As mentioned, in Arizona the Kroger’s food outlet is called Fry’s. In Colorado and Wyoming, Kroger operates King Soopers. It’s another case of Kroger acquiring an existing chain of stores. And the loyalty cards from one Kroger outlet can be used at the others.

What kind of superstore doesn’t have an alias?

In Oregon, another alias for Kroger is Fred Meyer.

You could tell the store manager the names of the Kroger products you miss; perhaps they can add them?

There’s also Ahold Delhaize, which is international.

The Ralphs corporate history is kinda complicated — several mergers and acquisitions.

(“‘Alpha Beta’ — now there’s a name I haven’t heard in a long time.”)
Kroger also owns the SoCal discount grocery chain Food 4 Less. In Long Beach, they closed one of those, and a Ralphs, after the city passed a temporary COVID wage premium for grocery workers.

The Kroger Co. Family of Stores includes:

  • Baker’s
  • City Market
  • Dillons
  • Food 4 Less
  • Foods Co
  • Fred Meyer
  • Fry’s
  • Gerbes
  • Harris Teeter
  • King Soopers
  • Jay C Food Store
  • Kroger
  • Pay-Less Super Markets
  • QFC
  • Ralphs
  • Smith’s Food and Drug

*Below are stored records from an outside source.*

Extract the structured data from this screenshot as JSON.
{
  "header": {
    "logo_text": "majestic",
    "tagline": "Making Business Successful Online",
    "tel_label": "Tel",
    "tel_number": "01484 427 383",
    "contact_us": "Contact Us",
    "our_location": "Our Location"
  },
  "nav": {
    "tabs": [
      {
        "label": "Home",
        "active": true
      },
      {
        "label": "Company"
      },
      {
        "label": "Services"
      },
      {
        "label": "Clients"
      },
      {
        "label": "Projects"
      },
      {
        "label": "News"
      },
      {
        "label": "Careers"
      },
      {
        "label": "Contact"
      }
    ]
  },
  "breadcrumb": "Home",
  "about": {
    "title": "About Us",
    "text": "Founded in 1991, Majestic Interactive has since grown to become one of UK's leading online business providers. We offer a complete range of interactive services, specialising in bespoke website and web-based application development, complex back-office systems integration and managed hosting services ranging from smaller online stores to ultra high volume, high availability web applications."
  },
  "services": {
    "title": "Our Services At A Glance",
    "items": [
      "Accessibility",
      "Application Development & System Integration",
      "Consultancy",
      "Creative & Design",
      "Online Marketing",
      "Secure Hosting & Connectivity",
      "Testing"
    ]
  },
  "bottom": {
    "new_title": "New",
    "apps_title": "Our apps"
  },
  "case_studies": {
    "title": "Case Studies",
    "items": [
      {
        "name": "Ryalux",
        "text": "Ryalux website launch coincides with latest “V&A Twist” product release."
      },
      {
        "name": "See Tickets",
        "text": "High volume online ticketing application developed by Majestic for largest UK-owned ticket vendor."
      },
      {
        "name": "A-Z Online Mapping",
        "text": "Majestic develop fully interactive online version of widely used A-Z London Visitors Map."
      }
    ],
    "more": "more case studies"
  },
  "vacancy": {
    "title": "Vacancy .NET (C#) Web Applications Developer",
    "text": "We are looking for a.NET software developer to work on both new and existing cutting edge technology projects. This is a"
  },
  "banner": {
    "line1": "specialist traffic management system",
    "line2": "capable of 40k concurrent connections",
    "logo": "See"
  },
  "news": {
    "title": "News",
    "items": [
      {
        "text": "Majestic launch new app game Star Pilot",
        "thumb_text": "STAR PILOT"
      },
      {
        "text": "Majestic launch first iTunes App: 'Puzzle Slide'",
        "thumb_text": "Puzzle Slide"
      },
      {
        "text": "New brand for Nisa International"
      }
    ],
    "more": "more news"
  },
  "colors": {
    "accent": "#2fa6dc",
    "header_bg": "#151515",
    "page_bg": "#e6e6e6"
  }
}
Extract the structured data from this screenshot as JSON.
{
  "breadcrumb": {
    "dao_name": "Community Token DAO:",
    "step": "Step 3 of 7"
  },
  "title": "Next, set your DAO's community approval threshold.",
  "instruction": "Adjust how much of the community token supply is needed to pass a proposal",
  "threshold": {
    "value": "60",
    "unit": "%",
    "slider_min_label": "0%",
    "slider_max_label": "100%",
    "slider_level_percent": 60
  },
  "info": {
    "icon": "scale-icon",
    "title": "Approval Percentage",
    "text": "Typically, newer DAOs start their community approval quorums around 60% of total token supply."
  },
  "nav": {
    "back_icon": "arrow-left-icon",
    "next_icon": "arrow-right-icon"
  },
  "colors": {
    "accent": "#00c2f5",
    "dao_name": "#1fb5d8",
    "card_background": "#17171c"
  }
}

And for completeness, the Albertson’s brands:

  • Acme
  • Albertsons
  • Amigos
  • Andronico’s
  • Balducci’s
  • Carrs
  • Haggen
  • Jewel Osco
  • Kings
  • Lucky
  • Market Street
  • Pavilions
  • Randalls
  • Safeway
  • Shaws
  • Star
  • Tom Thumb
  • United and United Express
  • Vons

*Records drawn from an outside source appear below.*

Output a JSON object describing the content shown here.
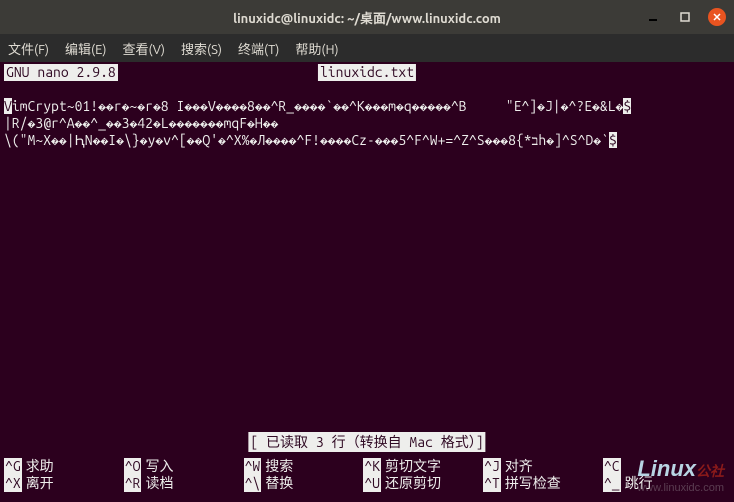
{
  "window": {
    "title": "linuxidc@linuxidc: ~/桌面/www.linuxidc.com"
  },
  "menubar": {
    "file": "文件(F)",
    "edit": "编辑(E)",
    "view": "查看(V)",
    "search": "搜索(S)",
    "terminal": "终端(T)",
    "help": "帮助(H)"
  },
  "nano": {
    "version": "GNU nano 2.9.8",
    "filename": "linuxidc.txt",
    "content_line1_a": "V",
    "content_line1_b": "imCrypt~01!��r�~�r�8 I���V����8��^R_����`��^K���m�q�����^B     \"E^]�J|�^?E�&L�",
    "content_line1_end": "$",
    "content_line2": "|R/�3@r^A��^_��3�42�L�������mqF�H��",
    "content_line3": "\\(\"M~X��|ԦN��I�\\}�y�v^[��Q'�^X%�Л����^F!����Cz-���5^F^W+=^Z^S���ב*}8h�]^S^D�`",
    "content_line3_end": "$",
    "status": "[ 已读取 3 行（转换自 Mac 格式）]"
  },
  "shortcuts": {
    "row1": [
      {
        "key": "^G",
        "label": "求助"
      },
      {
        "key": "^O",
        "label": "写入"
      },
      {
        "key": "^W",
        "label": "搜索"
      },
      {
        "key": "^K",
        "label": "剪切文字"
      },
      {
        "key": "^J",
        "label": "对齐"
      },
      {
        "key": "^C",
        "label": ""
      }
    ],
    "row2": [
      {
        "key": "^X",
        "label": "离开"
      },
      {
        "key": "^R",
        "label": "读档"
      },
      {
        "key": "^\\",
        "label": "替换"
      },
      {
        "key": "^U",
        "label": "还原剪切"
      },
      {
        "key": "^T",
        "label": "拼写检查"
      },
      {
        "key": "^_",
        "label": "跳行"
      }
    ]
  },
  "watermark": {
    "brand1": "Linux",
    "brand2": "公社",
    "url": "www.linuxidc.com"
  }
}
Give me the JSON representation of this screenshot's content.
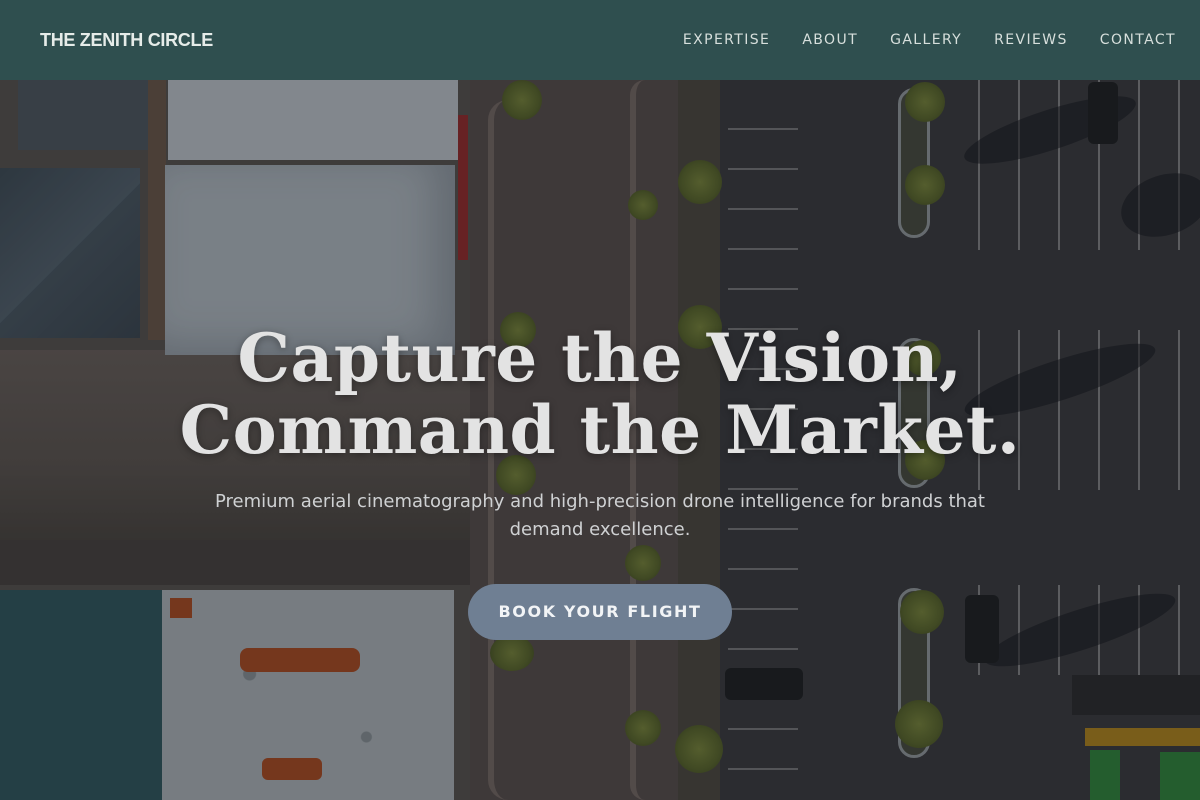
{
  "nav": {
    "brand": "THE ZENITH CIRCLE",
    "links": [
      "EXPERTISE",
      "ABOUT",
      "GALLERY",
      "REVIEWS",
      "CONTACT"
    ]
  },
  "hero": {
    "headline_line1": "Capture the Vision,",
    "headline_line2": "Command the Market.",
    "subtitle": "Premium aerial cinematography and high-precision drone intelligence for brands that demand excellence.",
    "cta_label": "BOOK YOUR FLIGHT"
  },
  "colors": {
    "nav_bg": "#2f4f4f",
    "cta_bg": "#6f7f93",
    "headline": "#e3e3e3"
  }
}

@kenobi_65 nailed in in the first response. Many of the names are former independent chains that were acquired. People know the ___ store in their town but might be hesitant to shop in the brand new Kroger that took over their favorite ___ store.
Hotels have different nameplates, TJX owns TJ Maxx, Marshall’s, Home Goods, & a few others. In 2005, the then Federated Dept stores renamed all of the local chains that they had acquired over the years to Macy’s; not everyone liked the loss of their Filene’s or Field’s or ___. Supposedly this was to help w/ national advertising; they were able to advertise one national brand instead of a dozen or so regional ones.

I find Jenny shops everywhere. Enter the local area code & her phone # & you’ll get whatever member discounts are applicable. If you don’t know Jenny’s #, I got it on the wall.

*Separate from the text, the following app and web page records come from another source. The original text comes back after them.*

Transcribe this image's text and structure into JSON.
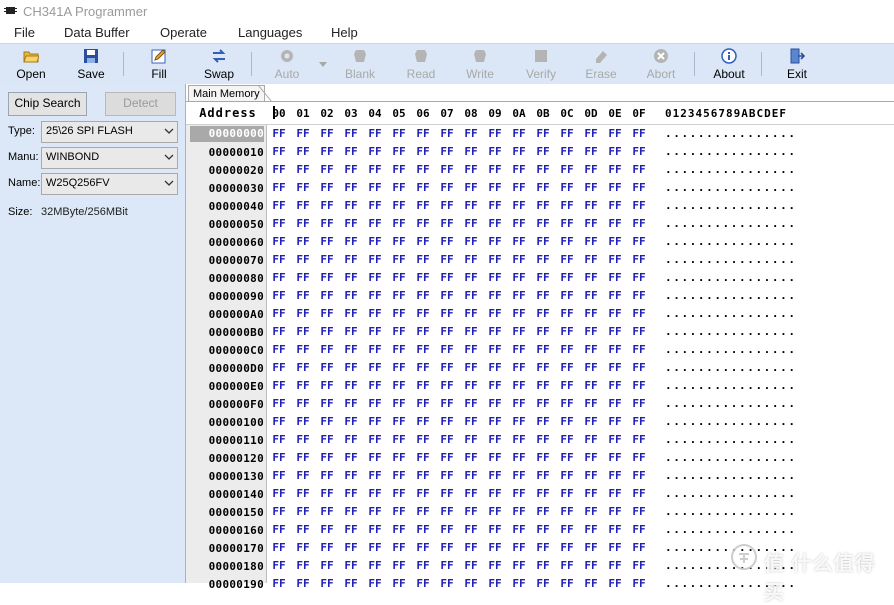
{
  "window": {
    "title": "CH341A Programmer"
  },
  "menu": [
    "File",
    "Data Buffer",
    "Operate",
    "Languages",
    "Help"
  ],
  "toolbar": [
    {
      "label": "Open",
      "icon": "open-folder-icon",
      "enabled": true
    },
    {
      "label": "Save",
      "icon": "save-disk-icon",
      "enabled": true
    },
    {
      "label": "Fill",
      "icon": "fill-pencil-icon",
      "enabled": true
    },
    {
      "label": "Swap",
      "icon": "swap-arrows-icon",
      "enabled": true
    },
    {
      "label": "Auto",
      "icon": "auto-gear-icon",
      "enabled": false
    },
    {
      "label": "Blank",
      "icon": "blank-chip-icon",
      "enabled": false
    },
    {
      "label": "Read",
      "icon": "read-chip-icon",
      "enabled": false
    },
    {
      "label": "Write",
      "icon": "write-chip-icon",
      "enabled": false
    },
    {
      "label": "Verify",
      "icon": "verify-chip-icon",
      "enabled": false
    },
    {
      "label": "Erase",
      "icon": "erase-chip-icon",
      "enabled": false
    },
    {
      "label": "Abort",
      "icon": "abort-x-icon",
      "enabled": false
    },
    {
      "label": "About",
      "icon": "about-info-icon",
      "enabled": true
    },
    {
      "label": "Exit",
      "icon": "exit-door-icon",
      "enabled": true
    }
  ],
  "panel": {
    "chip_search": "Chip Search",
    "detect": "Detect",
    "type_label": "Type:",
    "type_value": "25\\26 SPI FLASH",
    "manu_label": "Manu:",
    "manu_value": "WINBOND",
    "name_label": "Name:",
    "name_value": "W25Q256FV",
    "size_label": "Size:",
    "size_value": "32MByte/256MBit"
  },
  "tab": {
    "label": "Main Memory"
  },
  "hex": {
    "address_header": "Address",
    "columns": [
      "00",
      "01",
      "02",
      "03",
      "04",
      "05",
      "06",
      "07",
      "08",
      "09",
      "0A",
      "0B",
      "0C",
      "0D",
      "0E",
      "0F"
    ],
    "ascii_header": "0123456789ABCDEF",
    "fill_byte": "FF",
    "fill_ascii": "................",
    "addresses": [
      "00000000",
      "00000010",
      "00000020",
      "00000030",
      "00000040",
      "00000050",
      "00000060",
      "00000070",
      "00000080",
      "00000090",
      "000000A0",
      "000000B0",
      "000000C0",
      "000000D0",
      "000000E0",
      "000000F0",
      "00000100",
      "00000110",
      "00000120",
      "00000130",
      "00000140",
      "00000150",
      "00000160",
      "00000170",
      "00000180",
      "00000190"
    ]
  },
  "watermark": {
    "text": "值 什么值得买"
  },
  "colors": {
    "hex_byte": "#2020b4",
    "toolbar_bg": "#dbe7f6",
    "panel_bg": "#dce8f7",
    "selected_address_bg": "#a9a9a9"
  }
}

There was a regional chain in Indiana and a bit of Ohio called Marsh Supermarkets. They went bankrupt in 2017. Kroger bought most of their old stores.

What’s interesting is that in my city, Muncie, Indiana, they re-opened the two former Marsh locations under the Pay-Less name, not the Kroger name. Pay-Less had never had any presence in Muncie before, so it couldn’t be because of brand loyalty. I’m still not sure why they chose that branding. Whenever I buy anything there, the purchase shows up on my credit card receipts as “Kroger.”

And City Market, another grocery chain in Colorado they acquired.